* _THE TASK_
Please give the number of lines that hold the string "icon" in the listing, without any other words.

* _MATERIAL SHOWN_
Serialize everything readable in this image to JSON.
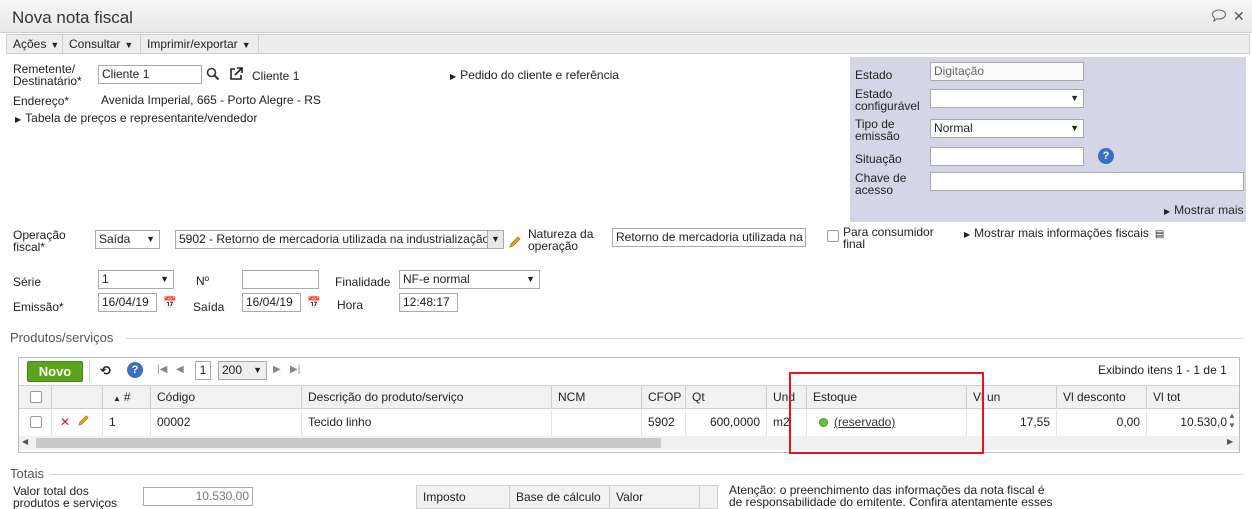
{
  "window": {
    "title": "Nova nota fiscal",
    "chat_icon": "speech-bubble-icon",
    "close_icon": "close-icon"
  },
  "menu": {
    "items": [
      "Ações",
      "Consultar",
      "Imprimir/exportar"
    ]
  },
  "form": {
    "remetente_label": "Remetente/\nDestinatário*",
    "remetente_value": "Cliente 1",
    "remetente_link": "Cliente 1",
    "endereco_label": "Endereço*",
    "endereco_value": "Avenida Imperial, 665 - Porto Alegre - RS",
    "tabela_link": "Tabela de preços e representante/vendedor",
    "pedido_link": "Pedido do cliente e referência",
    "operacao_label": "Operação\nfiscal*",
    "operacao_value": "Saída",
    "cfop_value": "5902 - Retorno de mercadoria utilizada na industrialização",
    "natureza_label": "Natureza da\noperação",
    "natureza_value": "Retorno de mercadoria utilizada na",
    "consumidor_label": "Para consumidor\nfinal",
    "mais_fiscais_link": "Mostrar mais informações fiscais",
    "serie_label": "Série",
    "serie_value": "1",
    "numero_label": "Nº",
    "numero_value": "",
    "finalidade_label": "Finalidade",
    "finalidade_value": "NF-e normal",
    "emissao_label": "Emissão*",
    "emissao_value": "16/04/19",
    "saida_label": "Saída",
    "saida_value": "16/04/19",
    "hora_label": "Hora",
    "hora_value": "12:48:17"
  },
  "status_panel": {
    "estado_label": "Estado",
    "estado_value": "Digitação",
    "estado_conf_label": "Estado\nconfigurável",
    "estado_conf_value": "",
    "tipo_label": "Tipo de\nemissão",
    "tipo_value": "Normal",
    "situacao_label": "Situação",
    "situacao_value": "",
    "chave_label": "Chave de\nacesso",
    "chave_value": "",
    "mostrar_mais": "Mostrar mais"
  },
  "produtos": {
    "section_title": "Produtos/serviços",
    "novo_button": "Novo",
    "page_value": "1",
    "page_size": "200",
    "exibindo": "Exibindo itens 1 - 1 de 1",
    "columns": [
      "#",
      "Código",
      "Descrição do produto/serviço",
      "NCM",
      "CFOP",
      "Qt",
      "Und",
      "Estoque",
      "Vl un",
      "Vl desconto",
      "Vl tot"
    ],
    "rows": [
      {
        "num": "1",
        "codigo": "00002",
        "descricao": "Tecido linho",
        "ncm": "",
        "cfop": "5902",
        "qt": "600,0000",
        "und": "m2",
        "estoque": "(reservado)",
        "vl_un": "17,55",
        "vl_desconto": "0,00",
        "vl_tot": "10.530,0"
      }
    ]
  },
  "totais": {
    "section_title": "Totais",
    "valor_total_label": "Valor total dos\nprodutos e serviços",
    "valor_total_value": "10.530,00",
    "imposto_cols": [
      "Imposto",
      "Base de cálculo",
      "Valor"
    ],
    "atencao": "Atenção: o preenchimento das informações da nota fiscal é\nde responsabilidade do emitente. Confira atentamente esses"
  },
  "colors": {
    "novo_green": "#5aa51c",
    "panel_bg": "#d5d5e8",
    "highlight_red": "#e4141e",
    "status_dot": "#67c23a"
  }
}
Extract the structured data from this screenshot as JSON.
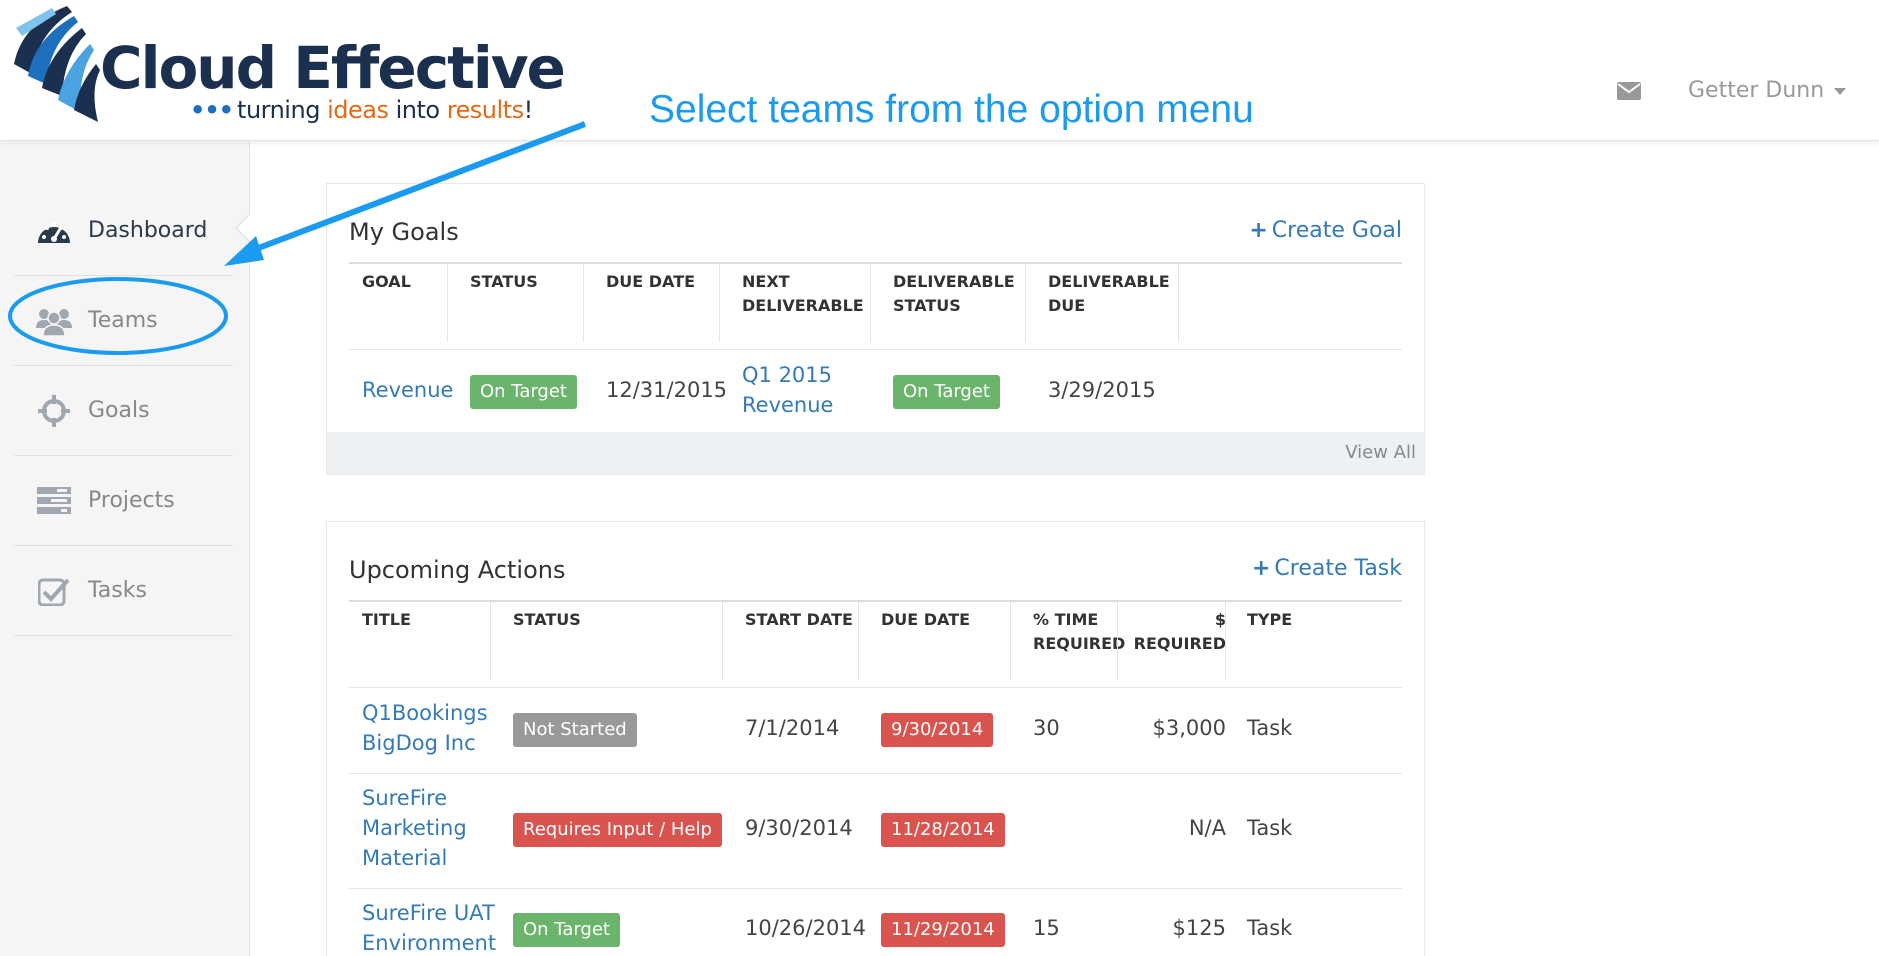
{
  "header": {
    "logo_title": "Cloud Effective",
    "logo_tagline_dots": "•••",
    "logo_tagline_a": "turning ",
    "logo_tagline_b": "ideas",
    "logo_tagline_c": " into ",
    "logo_tagline_d": "results",
    "logo_tagline_e": "!",
    "user_name": "Getter Dunn",
    "mail_icon": "envelope-icon"
  },
  "annotation": {
    "text": "Select teams from the option menu",
    "color": "#1a9bf0"
  },
  "sidebar": {
    "items": [
      {
        "label": "Dashboard",
        "icon": "dashboard-gauge-icon",
        "active": true
      },
      {
        "label": "Teams",
        "icon": "users-icon",
        "active": false
      },
      {
        "label": "Goals",
        "icon": "crosshairs-icon",
        "active": false
      },
      {
        "label": "Projects",
        "icon": "tasks-bars-icon",
        "active": false
      },
      {
        "label": "Tasks",
        "icon": "check-square-icon",
        "active": false
      }
    ]
  },
  "goals": {
    "title": "My Goals",
    "create_label": "Create Goal",
    "columns": [
      "GOAL",
      "STATUS",
      "DUE DATE",
      "NEXT",
      "DELIVERABLE",
      "DELIVERABLE",
      "STATUS",
      "DELIVERABLE",
      "DUE"
    ],
    "col_goal": "GOAL",
    "col_status": "STATUS",
    "col_due": "DUE DATE",
    "col_next_1": "NEXT",
    "col_next_2": "DELIVERABLE",
    "col_dstatus_1": "DELIVERABLE",
    "col_dstatus_2": "STATUS",
    "col_ddue_1": "DELIVERABLE",
    "col_ddue_2": "DUE",
    "rows": [
      {
        "goal": "Revenue",
        "status": "On Target",
        "due": "12/31/2015",
        "next_1": "Q1 2015",
        "next_2": "Revenue",
        "deliverable_status": "On Target",
        "deliverable_due": "3/29/2015"
      }
    ],
    "view_all": "View All"
  },
  "actions": {
    "title": "Upcoming Actions",
    "create_label": "Create Task",
    "col_title": "TITLE",
    "col_status": "STATUS",
    "col_start": "START DATE",
    "col_due": "DUE DATE",
    "col_time_1": "% TIME",
    "col_time_2": "REQUIRED",
    "col_cost_1": "$",
    "col_cost_2": "REQUIRED",
    "col_type": "TYPE",
    "rows": [
      {
        "title_1": "Q1Bookings",
        "title_2": "BigDog Inc",
        "title_3": "",
        "status": "Not Started",
        "status_color": "#999999",
        "start": "7/1/2014",
        "due": "9/30/2014",
        "time": "30",
        "cost": "$3,000",
        "type": "Task"
      },
      {
        "title_1": "SureFire",
        "title_2": "Marketing",
        "title_3": "Material",
        "status": "Requires Input / Help",
        "status_color": "#d9534f",
        "start": "9/30/2014",
        "due": "11/28/2014",
        "time": "",
        "cost": "N/A",
        "type": "Task"
      },
      {
        "title_1": "SureFire UAT",
        "title_2": "Environment",
        "title_3": "",
        "status": "On Target",
        "status_color": "#6bb46b",
        "start": "10/26/2014",
        "due": "11/29/2014",
        "time": "15",
        "cost": "$125",
        "type": "Task"
      }
    ]
  }
}
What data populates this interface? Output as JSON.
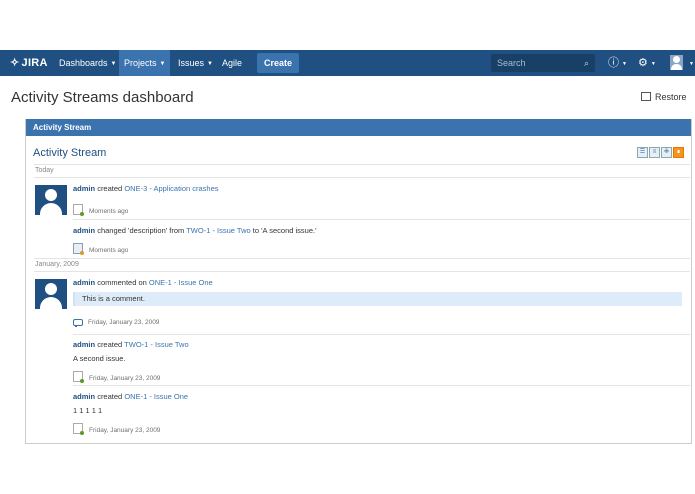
{
  "nav": {
    "logo": "JIRA",
    "dashboards": "Dashboards",
    "projects": "Projects",
    "issues": "Issues",
    "agile": "Agile",
    "create": "Create",
    "search_placeholder": "Search"
  },
  "page": {
    "title": "Activity Streams dashboard",
    "restore": "Restore"
  },
  "gadget": {
    "header": "Activity Stream",
    "title": "Activity Stream"
  },
  "groups": [
    {
      "label": "Today"
    },
    {
      "label": "January, 2009"
    }
  ],
  "entries": [
    {
      "user": "admin",
      "action": "created",
      "link": "ONE-3 - Application crashes",
      "time": "Moments ago"
    },
    {
      "user": "admin",
      "action_pre": "changed 'description' from",
      "link": "TWO-1 - Issue Two",
      "action_post": "to 'A second issue.'",
      "time": "Moments ago"
    },
    {
      "user": "admin",
      "action": "commented on",
      "link": "ONE-1 - Issue One",
      "comment": "This is a comment.",
      "time": "Friday, January 23, 2009"
    },
    {
      "user": "admin",
      "action": "created",
      "link": "TWO-1 - Issue Two",
      "body": "A second issue.",
      "time": "Friday, January 23, 2009"
    },
    {
      "user": "admin",
      "action": "created",
      "link": "ONE-1 - Issue One",
      "body": "1 1 1 1 1",
      "time": "Friday, January 23, 2009"
    }
  ]
}
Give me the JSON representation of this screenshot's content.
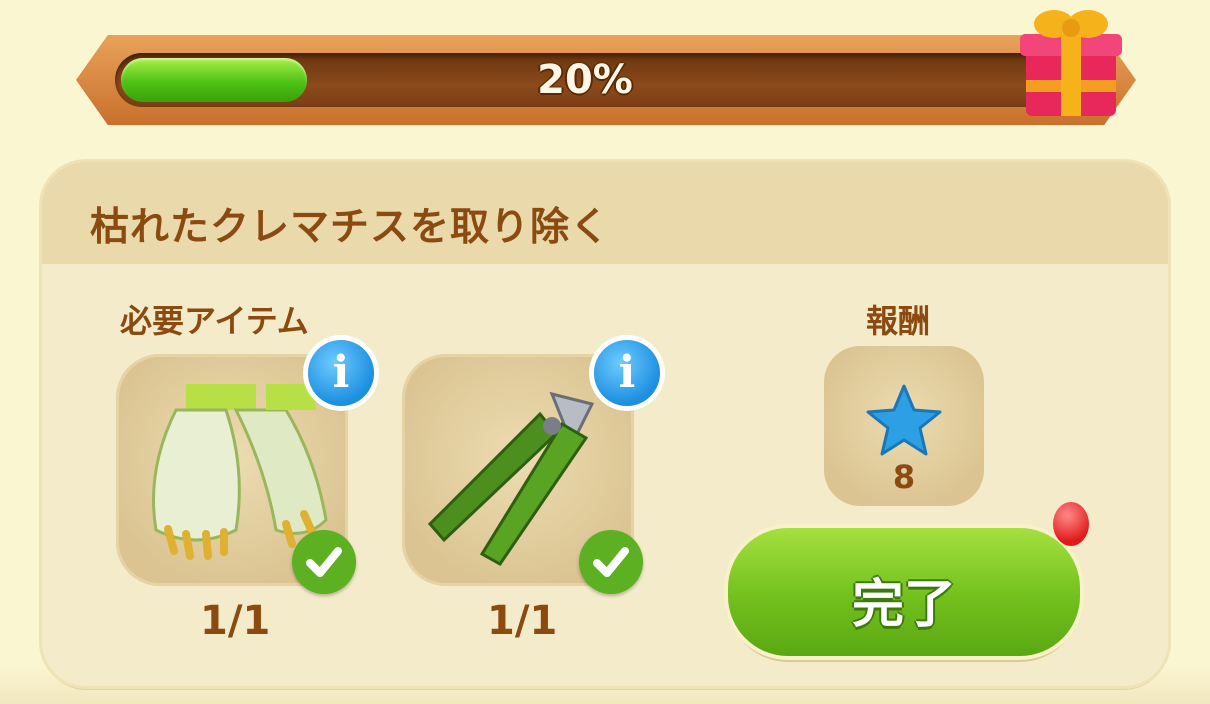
{
  "progress": {
    "value_text": "20%",
    "fraction": 0.2
  },
  "task": {
    "title": "枯れたクレマチスを取り除く",
    "required_items_label": "必要アイテム",
    "items": [
      {
        "name": "gloves",
        "count": "1/1",
        "icon": "gardening-gloves-icon"
      },
      {
        "name": "pruning-shears",
        "count": "1/1",
        "icon": "pruning-shears-icon"
      }
    ],
    "reward_label": "報酬",
    "reward": {
      "icon": "blue-star-icon",
      "amount": "8"
    },
    "complete_button_label": "完了"
  },
  "colors": {
    "accent_green": "#6cbd1c",
    "text_brown": "#8a4a10",
    "progress_green": "#4ec214"
  }
}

* _SOLUTION_
11